"I wanted somebody that had developed quarterbacks," Nix said at the time. "Folks with good quarterbacks are winning; folks with bad ones are losing. It's not that hard a game."
Gailey is widely credited with getting acceptable production out of marginally talented quarterback prospects such as Mike Tomczak, Kordell Stewart, Jay Fieldler and, most recently, Tyler Thigpen. (Not mentioned as frequently: Gailey also worked with John Elway and Troy Aikman, and didn't get stupendous results in either case.)
Current Bills quarterback Ryan Fitzpatrick - enjoying the best season a Bills quarterback has produced since Drew Bledsoe went to the Pro Bowl in 2002 - is Gailey's latest stellar reclamation project. He might already be his best, too.
Most of you are aware that Gailey handed the starting job to Fitzpatrick prior to the team's Week 3 game against New England. Since that point in time, Fitzpatrick has put up respectable, consistent numbers, even while the Bills are just 4-8 overall in that time frame.
Taking a look at the Fitzpatrick-like players that Gailey has had to work with in his professional career, it's plain as day that Gailey has already milked equal - if not better - production out of Fitzpatrick than he got from middling quarterbacks on much better teams (save Kansas City).
Fitzpatrick isn't done this season, so by the time he wraps up his 2010 campaign, he may surpass Jay Fiedler (circa 2001) for the highest number of completions and attempts on this list. He's already the most productive of this group at scoring points; Buffalo's offense has averaged 19.6 points per game with Fitzpatrick at the helm this season, and his 23 touchdown passes top this list and are the most since Bledsoe threw 24 in 2002 - another milestone Fitzpatrick has a great chance to surpass.

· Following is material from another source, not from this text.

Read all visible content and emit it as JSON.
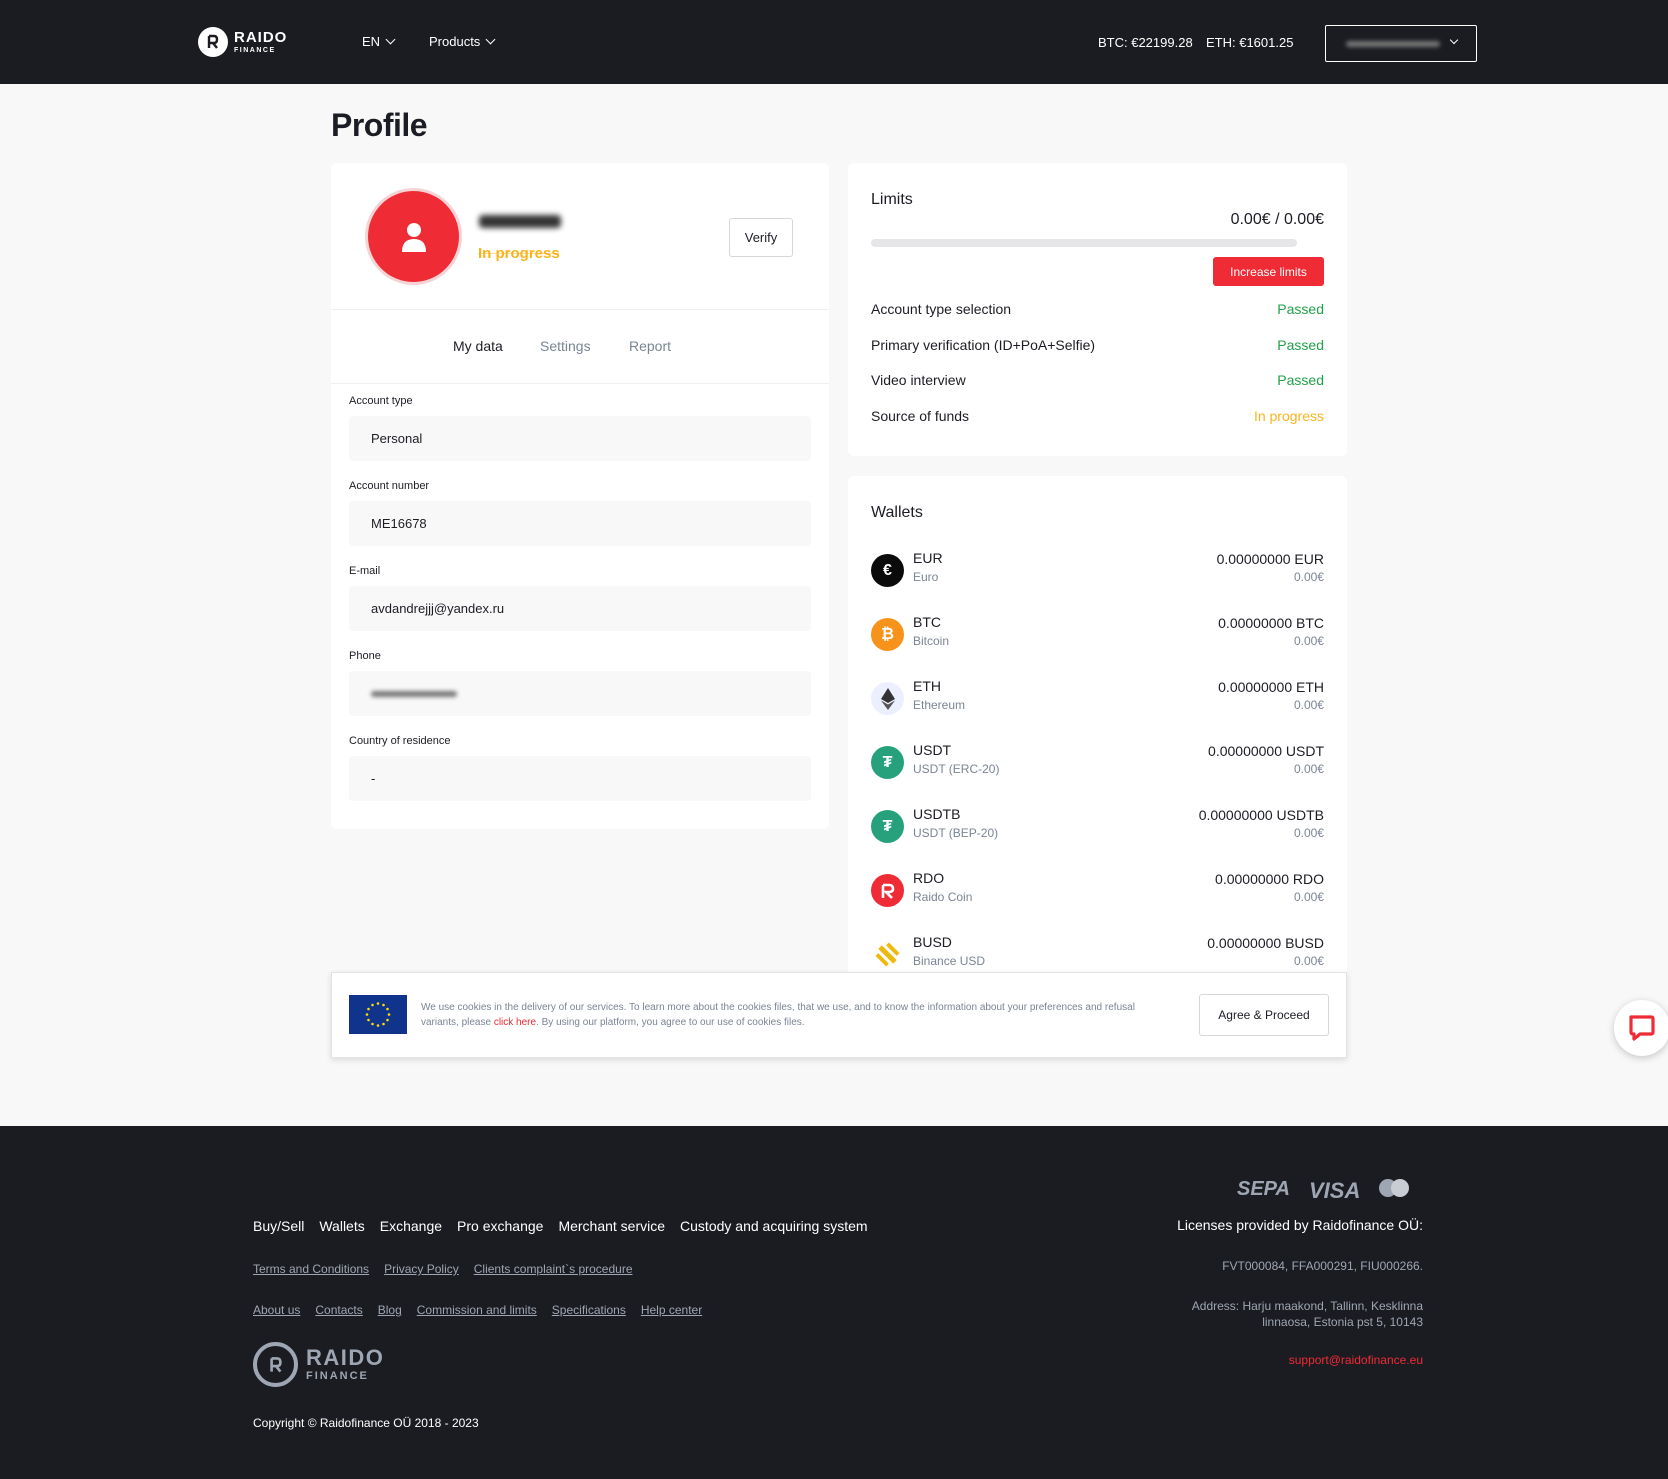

Perhaps most importantly, Fitzpatrick has been able to accomplish these things despite playing one of the NFL's toughest schedules. Right now, Buffalo's opponents are a combined 130-94, and that 58% winning percentage is one of the highest in the league. The results have been impressive. It's another notch in Gailey's belt, but as far as notches go, Gailey has a lot more belt room for bigger, longer-lasting notches.
It's fairly obvious at this point in time that Fitzpatrick will open the 2011 season as Buffalo's starting quarterback. The real question is whether or not Fitzpatrick can ascend beyond this list of middling quarterbacks and become something more than Gailey's latest backup-turned-adequate-starter at QB. Fitzpatrick is just 8-12 in two seasons as a starter with Buffalo, and while clearly the team around him needs to get better, Fitzpatrick can still improve, as well.
Nix and Gailey are just about one calendar year into their re-building project. Ralph Wilson is pleased with the team's progress thus far, but the next step - beyond galvanizing a young roster and playing consistent, competitive football - is to start winning games. The team will attempt to do with with Gailey orchestrating, and Fitzpatrick the face of, the team's offensive attack. They can get a head start on that process with games against the Patriots and Jets to close the 2010 season.